Listed entries –
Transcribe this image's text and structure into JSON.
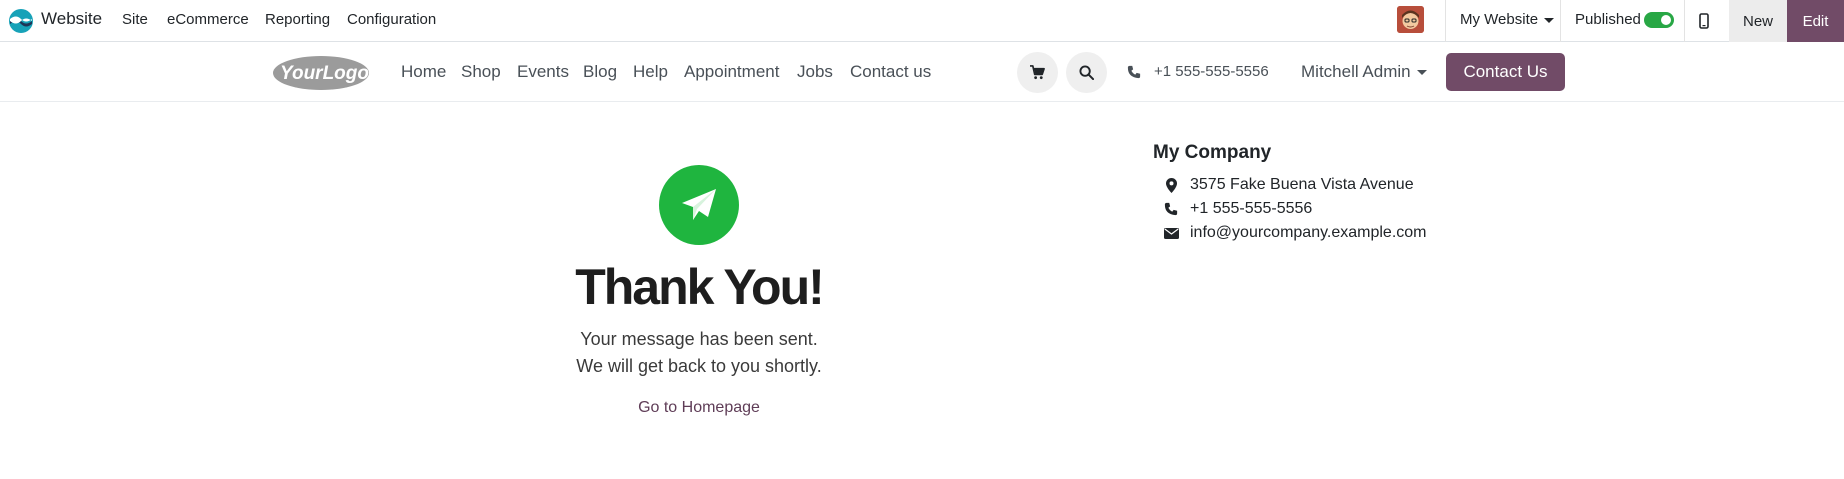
{
  "admin_bar": {
    "app_name": "Website",
    "menus": [
      "Site",
      "eCommerce",
      "Reporting",
      "Configuration"
    ],
    "website_selector": "My Website",
    "published_label": "Published",
    "published": true,
    "new_label": "New",
    "edit_label": "Edit",
    "accent_color": "#714b67",
    "toggle_color": "#28a745"
  },
  "site_header": {
    "logo_text": "YourLogo",
    "nav_items": [
      "Home",
      "Shop",
      "Events",
      "Blog",
      "Help",
      "Appointment",
      "Jobs",
      "Contact us"
    ],
    "phone": "+1 555-555-5556",
    "user": "Mitchell Admin",
    "cta_label": "Contact Us",
    "icons": [
      "cart-icon",
      "search-icon",
      "phone-icon"
    ]
  },
  "thank_you": {
    "icon": "paper-plane-icon",
    "icon_color": "#1fb53f",
    "title": "Thank You!",
    "line1": "Your message has been sent.",
    "line2": "We will get back to you shortly.",
    "link_label": "Go to Homepage"
  },
  "company": {
    "name": "My Company",
    "address": "3575 Fake Buena Vista Avenue",
    "phone": "+1 555-555-5556",
    "email": "info@yourcompany.example.com"
  }
}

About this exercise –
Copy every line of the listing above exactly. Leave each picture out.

Response to this exercise –
Transcribe this image's text and structure into JSON.
{
  "admin_bar": {
    "app_name": "Website",
    "menus": [
      "Site",
      "eCommerce",
      "Reporting",
      "Configuration"
    ],
    "website_selector": "My Website",
    "published_label": "Published",
    "published": true,
    "new_label": "New",
    "edit_label": "Edit",
    "accent_color": "#714b67",
    "toggle_color": "#28a745"
  },
  "site_header": {
    "logo_text": "YourLogo",
    "nav_items": [
      "Home",
      "Shop",
      "Events",
      "Blog",
      "Help",
      "Appointment",
      "Jobs",
      "Contact us"
    ],
    "phone": "+1 555-555-5556",
    "user": "Mitchell Admin",
    "cta_label": "Contact Us",
    "icons": [
      "cart-icon",
      "search-icon",
      "phone-icon"
    ]
  },
  "thank_you": {
    "icon": "paper-plane-icon",
    "icon_color": "#1fb53f",
    "title": "Thank You!",
    "line1": "Your message has been sent.",
    "line2": "We will get back to you shortly.",
    "link_label": "Go to Homepage"
  },
  "company": {
    "name": "My Company",
    "address": "3575 Fake Buena Vista Avenue",
    "phone": "+1 555-555-5556",
    "email": "info@yourcompany.example.com"
  }
}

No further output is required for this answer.